In a roundabout way, I became the singer for [Norwegian rock & roll band] Turbonegro through hardcore. The chaps in the band are the same age, and grew up with the same influences - music, skating and so on, despite them being in Norway. I first heard them in the mid 90s; a very studious time culturally - ‘post hardcore’ was all the rage - every record came housed in brown paper with wordy song titles and hand stamped fonts, everyone was listening to jazz and furrowing their brow. Turbo just came through like the party wreckers - too dumb to be smart and too smart to be dumb. I felt a lot of kinship. Once we met when they reformed the first time in the early 00s, they became good friends and I ended up working with them as their UK press officer. We stayed in touch, and somehow it seemed like a good idea for me to try out for their re-resurrection. That was about five years ago now.
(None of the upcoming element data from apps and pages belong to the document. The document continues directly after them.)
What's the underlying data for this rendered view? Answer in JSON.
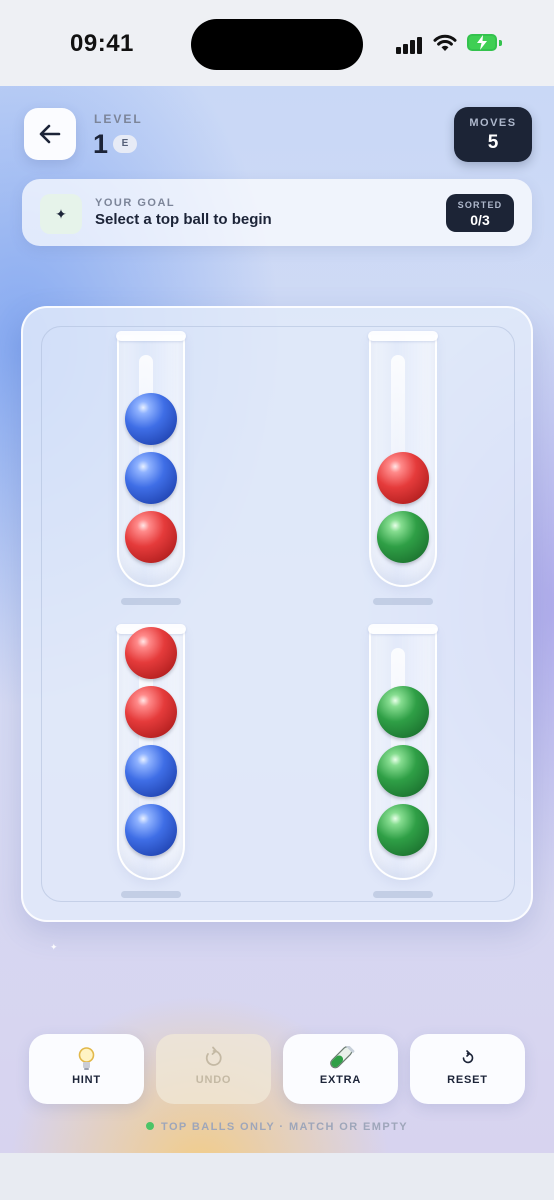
{
  "status_bar": {
    "time": "09:41",
    "icons": [
      "cellular-signal-icon",
      "wifi-icon",
      "battery-charging-icon"
    ],
    "battery_color": "#3fcf54"
  },
  "header": {
    "level_label": "LEVEL",
    "level_value": "1",
    "difficulty_badge": "E",
    "moves_label": "MOVES",
    "moves_value": "5"
  },
  "goal": {
    "label": "YOUR GOAL",
    "text": "Select a top ball to begin",
    "icon": "sparkle-icon",
    "sorted_label": "SORTED",
    "sorted_value": "0/3"
  },
  "board": {
    "colors": {
      "blue": "#3f6ee6",
      "red": "#e53b3b",
      "green": "#2f9f46"
    },
    "tubes": [
      {
        "id": "tube-1",
        "balls_top_to_bottom": [
          "blue",
          "blue",
          "red"
        ]
      },
      {
        "id": "tube-2",
        "balls_top_to_bottom": [
          "red",
          "green"
        ]
      },
      {
        "id": "tube-3",
        "balls_top_to_bottom": [
          "red",
          "red",
          "blue",
          "blue"
        ]
      },
      {
        "id": "tube-4",
        "balls_top_to_bottom": [
          "green",
          "green",
          "green"
        ]
      }
    ]
  },
  "actions": [
    {
      "id": "hint",
      "label": "HINT",
      "icon": "lightbulb-icon",
      "enabled": true
    },
    {
      "id": "undo",
      "label": "UNDO",
      "icon": "undo-icon",
      "enabled": false
    },
    {
      "id": "extra",
      "label": "EXTRA",
      "icon": "test-tube-icon",
      "enabled": true
    },
    {
      "id": "reset",
      "label": "RESET",
      "icon": "reset-icon",
      "enabled": true
    }
  ],
  "footer_hint": "TOP BALLS ONLY · MATCH OR EMPTY"
}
I’ve always bought or traded vintage or second hand clothing out of necessity. Growing up I remember the local Army surplus shops as being these strange musty autonomous zones piled high with all manner of treasure and rumness. Good taste and adult oversight appeared to evade them completely. My first camouflage combats, leather jacket and plimsolls definitely came from one of those dusty ramshackle emporiums. Then it was the heyday of Camden & Kensington markets, Flip in Covent Garden and American Classics in the Kings Road which meant digging through old 501s and varsity jackets; it was still a comparatively cheap pastime in those days. I’m fascinated as much as the similarity in men’s clothing from the past 100 years or so as I am by the difference. If you pick up copies of Esquire or Apparel Arts from the early 30s, it’s incredible how much of it would be still look usable and stylish today. I like the idea of building a wardrobe that’s comprised of items from different eras from the past century that can work together in harmony. I think that’s the biggest pitfall with wearing vintage: You have to avoid dressing like you’re in fancy dress. I do have some big ticket heirloom pieces - a pair of blue US Navy N1 jackets from WWII or an original Browns Beach Vest, but probably the items worn most often are old Army jackets, which I find invaluable when travelling.  When I’m searching things out, I’m looking always for practical, wearable clobber. There’s a US Marine Corps HBT P44 jacket with the big map pockets on the front that I tend to live in while touring. It’s beaten up, fraying, the buttons are mismatched, but I can’t find anything else that’s as workable. 

I’ve always been pretty lucky that in all my employment there’s never been enforcible dress codes, so I’ve been pretty free to swan about as I please. Dressing up has always been a leisure activity rather than a chore; or even a weekend or afterwork activity. For the most part between work and travelling, I'm always looking for ways to smarten up more relaxed unstructured outfits and I find that the range of fabrics that Drake's produce ties and pocket squares in invaluable to this. Particularly the light cotton scarves and shantung ties for summer, and the challis and wool/silk mixes for winter. I suppose it’s the antithesis of the current fad for 'dressing down': the pairing of a suit with converse for example or the “casual Friday’ phenonemon. I take more inspiration from, say, Mike Disfarmer's stunning portraits of working men from Midwest America in their Sunday best - dressing up and adding a formality to their practical clothes. I think I inherited a little of the sartorial oneupmanship of the casual scene that was de rigour when I was growing up - I was a little too young to be a part of it but that was definitely what I was looking at and studying. It had this sense that your personal style was about the subtle difference between your look and the bloke next to you. I think that’s still a major factor for me.